The spicy flavour of grounded caraway, fennel and coriander seeds in combination with the tasty Schabzigerklee (Trigonella caerulea) makes it hard to resist these rye flatbreads. They taste very (!) similar to the Tyrolean flatbread named Vinschgauer. But while traditional Vinschgauer are made with sourdough, these variant is made with an rye-buttermilk-poolish instead. It is a recipe well suited for the advanced beginner. Someone, who did not started the adventure of rising an own sourdough, but is not afraid of sticky rye dough. How sticky the dough will be can be regulated by amount of added buttermilk. The more buttermilk is added, the more stickier the dough will. But a plus of buttermilk makes the flatbreads more moist, too, so it is worth the hassle with a sticky dough anyway! And the dough will be sticky in any case – just as prewarning! But with some flour on hands and counter top the dough can be handled very well!
The third recipe for my rye bread tribology for the “Schwarzmarkt” is a recipe for Vinschgerl. It is similar to the one I posted back in 2012 but I changed a bit the handling and so I decided to post this one, too. The first thing I changed is the fact that I form the rolls in two batches. The first one after 30 min, the second one after 55 min. So the second batch can proof while the first one is proofing. This makes the time management more easy! The second change is that I learned to steam rye breads with a bit of delay. This improves the “crack-forming” in the crust and yields better looking breads :-).
The flavour of this rolls is perfect for all lovers of spiced bread: With fennel, caraway seeds, coriander and the characteristic “Schabzingerklee” their flavour is delicious and incomparable.

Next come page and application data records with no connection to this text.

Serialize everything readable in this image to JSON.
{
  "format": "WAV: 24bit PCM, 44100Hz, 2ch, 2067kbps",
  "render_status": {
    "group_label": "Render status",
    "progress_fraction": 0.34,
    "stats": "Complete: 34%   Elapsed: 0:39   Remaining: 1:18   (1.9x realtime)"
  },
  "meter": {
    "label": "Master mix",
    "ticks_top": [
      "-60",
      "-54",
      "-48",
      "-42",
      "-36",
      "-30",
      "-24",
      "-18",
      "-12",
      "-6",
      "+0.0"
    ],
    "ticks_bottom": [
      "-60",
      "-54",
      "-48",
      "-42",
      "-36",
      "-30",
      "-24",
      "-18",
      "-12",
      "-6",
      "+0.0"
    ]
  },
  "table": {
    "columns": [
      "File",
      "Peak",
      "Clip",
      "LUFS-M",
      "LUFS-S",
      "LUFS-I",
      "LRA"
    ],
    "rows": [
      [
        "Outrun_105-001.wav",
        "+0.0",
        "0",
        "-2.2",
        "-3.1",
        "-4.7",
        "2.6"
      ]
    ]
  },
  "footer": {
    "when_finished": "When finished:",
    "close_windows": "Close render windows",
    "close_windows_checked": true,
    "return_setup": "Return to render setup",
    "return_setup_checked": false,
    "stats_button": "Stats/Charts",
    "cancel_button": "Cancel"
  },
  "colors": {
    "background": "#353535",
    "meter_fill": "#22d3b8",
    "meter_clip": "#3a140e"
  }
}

Since I gave my boyfriend a home brewer set as birthday present, we learning how to brew beer. For our first try we used the beer kit that came with the set, which is malt extract with hop extract. Nice for the start, but it reminds us of cooking with packaged mixes. That’s not what we want, we want the real adventure.
And so we started a second try using real malt and hop. After mashing – the break down of the starch to sugar in the malt – we had the spent grains as byproduct. Our recipe mentioned that this spent grains can be fed to chickens or cattle or that it can used for bread baking.
It can be used for baking bread? Pass me the sourdough, sweetheart…
The Spent grain bread has a compact and moist crumb and if I would not know that I added some all-purpose flour, I would thought it is a whole grain bread. It is a hearty loaf with the aroma of sourdough and the spices I used. The spent grains add a nutty taste. It goes very well with some strong cheese.
And what am I doing with the remaining spend grain? It is drying in the oven right now, I want to test milling it into flour…
Before the christmas treats take over completly I post another healthy bread.
I baked this bread for our christmas party together with the little Santa Hats. In the winter time I like rustic breads, made with whole grain flour and seasoned with bread spices like fennel, caraway or coriander. Especially in a sourdough bread with some rye flour .
To keep things simple I decided to let the bread rise overnight in the fridge. So at the next morning I just had to preheat the baking stone, slash the bread (as a christmas tree) and bake it while I get ready for work.
And what a mouthwatering flavour filled the kitchen during baking! But I battled the urge to cut the bread directly – just for testing – and waited till our christmas party. But then I tested it and was satisfied – it tasted as good as it smelled. The spices and sourdough were blend together to a harmonic taste and the crust was crunchy. Very delicious!